In this historical novel the author once again proves that he can write about any era. He describes the London of the 16th century exactly as how I would imagine it- the sights, smells, the state of the Thames at this time, the political intrigues and tensions in society, the poverty and squalor of the poor and the danger in the street from pickpockets and thieves. The writer describes things in such detail that you can't help but be transported to Shakespeare's London and have a good look around!
This is the second in a series involving the cousin of, and with the same name as, William Shakespeare. To save confusion, I'll refer to him as Will. Will has moved to London to get a job working in the theatre but he has no skills and is mostly only useful for moving heavy things about. He ends up sharing a room with his cousin and owing him money for rent. That is until he decides to set up business as a 'discoverer,' and is hired to retrieve some letters from some shady and villainous characters.
Will's interactions with other people lend a lot of humour to the story. This includes much banter between he and his cousin, William Shakespeare, and with his cousin's mistress.
On top of trying to make a success of things in his working life Will tries to straighten out his romantic attachments. Unfortunately for him, he is in love with, a not very likeable, married lady, Elizabeth Walsall, and is constantly at odds with himself and her over their feelings for each other. This relationship is set up to evolve and continue into the series.

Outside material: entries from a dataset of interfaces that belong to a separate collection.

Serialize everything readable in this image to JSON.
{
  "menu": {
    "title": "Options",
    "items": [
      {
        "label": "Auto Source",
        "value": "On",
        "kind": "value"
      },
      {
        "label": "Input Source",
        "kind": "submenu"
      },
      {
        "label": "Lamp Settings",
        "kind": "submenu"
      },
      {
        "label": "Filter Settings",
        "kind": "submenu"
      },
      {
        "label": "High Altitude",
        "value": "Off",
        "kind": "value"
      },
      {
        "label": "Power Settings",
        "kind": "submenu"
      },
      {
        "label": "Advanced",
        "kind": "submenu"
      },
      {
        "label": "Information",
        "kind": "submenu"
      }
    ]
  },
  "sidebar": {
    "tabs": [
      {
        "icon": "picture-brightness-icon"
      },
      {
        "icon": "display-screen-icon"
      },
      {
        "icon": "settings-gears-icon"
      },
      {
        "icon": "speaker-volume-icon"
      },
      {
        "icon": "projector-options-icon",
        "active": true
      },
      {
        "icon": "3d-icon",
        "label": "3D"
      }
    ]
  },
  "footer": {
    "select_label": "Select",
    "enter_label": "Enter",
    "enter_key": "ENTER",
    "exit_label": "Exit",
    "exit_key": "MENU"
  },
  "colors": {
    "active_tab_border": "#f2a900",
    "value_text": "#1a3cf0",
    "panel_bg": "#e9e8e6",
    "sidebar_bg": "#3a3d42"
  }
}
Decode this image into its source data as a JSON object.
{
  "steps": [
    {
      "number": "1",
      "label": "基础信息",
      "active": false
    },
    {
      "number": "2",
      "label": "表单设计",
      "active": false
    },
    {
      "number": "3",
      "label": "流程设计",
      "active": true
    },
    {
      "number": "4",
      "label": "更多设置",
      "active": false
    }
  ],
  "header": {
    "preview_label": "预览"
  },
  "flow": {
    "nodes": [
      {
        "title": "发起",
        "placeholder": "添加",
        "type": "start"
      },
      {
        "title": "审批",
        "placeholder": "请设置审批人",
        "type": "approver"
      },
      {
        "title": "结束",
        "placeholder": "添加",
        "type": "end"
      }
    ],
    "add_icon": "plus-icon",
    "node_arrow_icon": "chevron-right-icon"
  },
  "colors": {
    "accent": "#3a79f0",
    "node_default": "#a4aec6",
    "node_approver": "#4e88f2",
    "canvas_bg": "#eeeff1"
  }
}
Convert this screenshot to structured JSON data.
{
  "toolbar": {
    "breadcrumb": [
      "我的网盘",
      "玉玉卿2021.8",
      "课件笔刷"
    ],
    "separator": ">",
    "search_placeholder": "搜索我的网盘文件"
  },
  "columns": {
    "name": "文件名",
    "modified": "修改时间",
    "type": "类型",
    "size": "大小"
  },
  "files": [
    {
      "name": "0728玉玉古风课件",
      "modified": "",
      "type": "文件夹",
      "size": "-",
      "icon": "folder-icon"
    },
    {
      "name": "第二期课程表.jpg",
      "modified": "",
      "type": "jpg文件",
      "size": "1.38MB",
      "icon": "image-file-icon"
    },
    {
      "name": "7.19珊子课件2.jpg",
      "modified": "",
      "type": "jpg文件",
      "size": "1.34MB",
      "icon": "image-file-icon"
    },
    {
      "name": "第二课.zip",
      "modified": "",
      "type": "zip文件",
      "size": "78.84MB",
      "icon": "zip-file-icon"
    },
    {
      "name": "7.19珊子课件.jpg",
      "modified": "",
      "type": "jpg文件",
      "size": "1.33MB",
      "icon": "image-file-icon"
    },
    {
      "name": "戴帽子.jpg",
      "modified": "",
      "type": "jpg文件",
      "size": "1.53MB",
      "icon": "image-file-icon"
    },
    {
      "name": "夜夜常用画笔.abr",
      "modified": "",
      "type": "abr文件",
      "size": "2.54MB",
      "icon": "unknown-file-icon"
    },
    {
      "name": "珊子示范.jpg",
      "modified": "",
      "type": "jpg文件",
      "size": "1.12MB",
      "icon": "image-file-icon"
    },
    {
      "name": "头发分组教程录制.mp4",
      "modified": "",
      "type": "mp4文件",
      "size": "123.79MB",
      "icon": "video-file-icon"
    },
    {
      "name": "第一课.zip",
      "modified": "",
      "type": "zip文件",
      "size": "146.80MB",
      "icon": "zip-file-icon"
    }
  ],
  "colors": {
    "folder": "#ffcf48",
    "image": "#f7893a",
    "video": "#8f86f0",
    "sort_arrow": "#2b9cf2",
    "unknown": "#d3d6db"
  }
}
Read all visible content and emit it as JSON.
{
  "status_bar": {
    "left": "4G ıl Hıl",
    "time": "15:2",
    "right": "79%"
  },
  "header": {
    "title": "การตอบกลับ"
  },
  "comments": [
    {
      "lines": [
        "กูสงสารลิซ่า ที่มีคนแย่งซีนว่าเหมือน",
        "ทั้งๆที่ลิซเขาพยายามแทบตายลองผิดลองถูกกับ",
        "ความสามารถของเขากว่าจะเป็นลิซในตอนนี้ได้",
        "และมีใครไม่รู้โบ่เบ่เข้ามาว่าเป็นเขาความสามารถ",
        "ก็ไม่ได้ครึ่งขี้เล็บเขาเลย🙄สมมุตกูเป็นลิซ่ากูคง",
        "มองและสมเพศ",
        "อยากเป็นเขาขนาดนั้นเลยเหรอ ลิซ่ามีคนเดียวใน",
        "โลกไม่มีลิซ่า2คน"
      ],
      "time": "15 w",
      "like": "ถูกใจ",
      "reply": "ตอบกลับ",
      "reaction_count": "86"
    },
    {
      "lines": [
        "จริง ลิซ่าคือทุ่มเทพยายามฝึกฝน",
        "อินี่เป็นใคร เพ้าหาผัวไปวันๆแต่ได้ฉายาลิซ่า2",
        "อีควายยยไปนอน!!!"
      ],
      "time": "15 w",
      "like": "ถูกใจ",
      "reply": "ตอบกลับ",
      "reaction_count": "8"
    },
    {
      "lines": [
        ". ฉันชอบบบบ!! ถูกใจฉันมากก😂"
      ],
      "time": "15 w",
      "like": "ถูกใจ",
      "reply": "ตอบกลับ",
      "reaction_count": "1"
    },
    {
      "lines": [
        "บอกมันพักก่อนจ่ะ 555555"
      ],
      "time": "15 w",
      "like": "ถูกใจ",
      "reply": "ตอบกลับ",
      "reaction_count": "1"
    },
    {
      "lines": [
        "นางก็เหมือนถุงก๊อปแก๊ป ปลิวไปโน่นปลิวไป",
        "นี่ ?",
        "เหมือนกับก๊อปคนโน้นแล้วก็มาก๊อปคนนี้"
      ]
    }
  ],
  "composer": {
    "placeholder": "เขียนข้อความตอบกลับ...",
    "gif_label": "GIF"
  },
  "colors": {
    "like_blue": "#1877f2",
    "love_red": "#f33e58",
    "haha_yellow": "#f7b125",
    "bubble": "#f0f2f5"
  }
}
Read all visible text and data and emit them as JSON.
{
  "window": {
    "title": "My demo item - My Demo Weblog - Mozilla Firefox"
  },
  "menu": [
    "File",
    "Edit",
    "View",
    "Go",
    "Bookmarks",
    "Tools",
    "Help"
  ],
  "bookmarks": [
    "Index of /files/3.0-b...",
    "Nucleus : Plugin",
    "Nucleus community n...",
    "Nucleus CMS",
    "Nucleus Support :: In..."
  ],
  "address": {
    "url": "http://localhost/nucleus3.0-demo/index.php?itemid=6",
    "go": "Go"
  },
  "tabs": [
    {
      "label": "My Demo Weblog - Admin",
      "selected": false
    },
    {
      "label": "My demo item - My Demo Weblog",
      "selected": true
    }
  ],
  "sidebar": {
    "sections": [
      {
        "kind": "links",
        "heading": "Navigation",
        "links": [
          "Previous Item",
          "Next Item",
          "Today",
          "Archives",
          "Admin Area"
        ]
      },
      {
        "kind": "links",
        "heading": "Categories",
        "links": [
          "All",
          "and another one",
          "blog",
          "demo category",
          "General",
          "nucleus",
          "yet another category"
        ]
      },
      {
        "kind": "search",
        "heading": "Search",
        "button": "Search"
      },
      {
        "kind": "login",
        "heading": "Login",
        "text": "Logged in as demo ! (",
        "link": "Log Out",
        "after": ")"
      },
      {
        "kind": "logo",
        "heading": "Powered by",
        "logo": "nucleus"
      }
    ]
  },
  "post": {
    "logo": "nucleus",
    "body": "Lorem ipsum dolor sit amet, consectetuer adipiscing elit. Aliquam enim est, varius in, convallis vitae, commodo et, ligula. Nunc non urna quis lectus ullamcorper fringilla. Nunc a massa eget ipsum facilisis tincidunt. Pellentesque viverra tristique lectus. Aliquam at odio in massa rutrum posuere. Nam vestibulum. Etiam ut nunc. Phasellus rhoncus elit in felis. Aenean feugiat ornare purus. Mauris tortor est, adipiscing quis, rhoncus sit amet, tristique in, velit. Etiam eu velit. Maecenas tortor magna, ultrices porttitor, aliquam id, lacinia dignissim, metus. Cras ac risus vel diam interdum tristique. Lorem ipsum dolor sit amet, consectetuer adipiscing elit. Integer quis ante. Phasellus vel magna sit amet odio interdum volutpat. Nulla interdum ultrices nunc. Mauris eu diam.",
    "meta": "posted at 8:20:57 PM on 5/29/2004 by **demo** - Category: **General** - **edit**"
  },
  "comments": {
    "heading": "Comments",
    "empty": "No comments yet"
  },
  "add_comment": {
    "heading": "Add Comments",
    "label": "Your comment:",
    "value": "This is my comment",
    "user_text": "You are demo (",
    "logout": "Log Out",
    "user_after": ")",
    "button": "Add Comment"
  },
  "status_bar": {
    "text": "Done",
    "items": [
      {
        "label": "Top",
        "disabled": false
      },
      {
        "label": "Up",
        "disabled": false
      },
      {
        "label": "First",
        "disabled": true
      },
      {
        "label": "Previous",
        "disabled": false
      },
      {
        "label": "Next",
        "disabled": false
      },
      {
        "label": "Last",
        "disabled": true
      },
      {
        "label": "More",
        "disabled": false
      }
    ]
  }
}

Will is quite a bungling character but he is good natured which holds him in good stead. His adventures in the big city are all the more humorous for this and I look forward to reading more.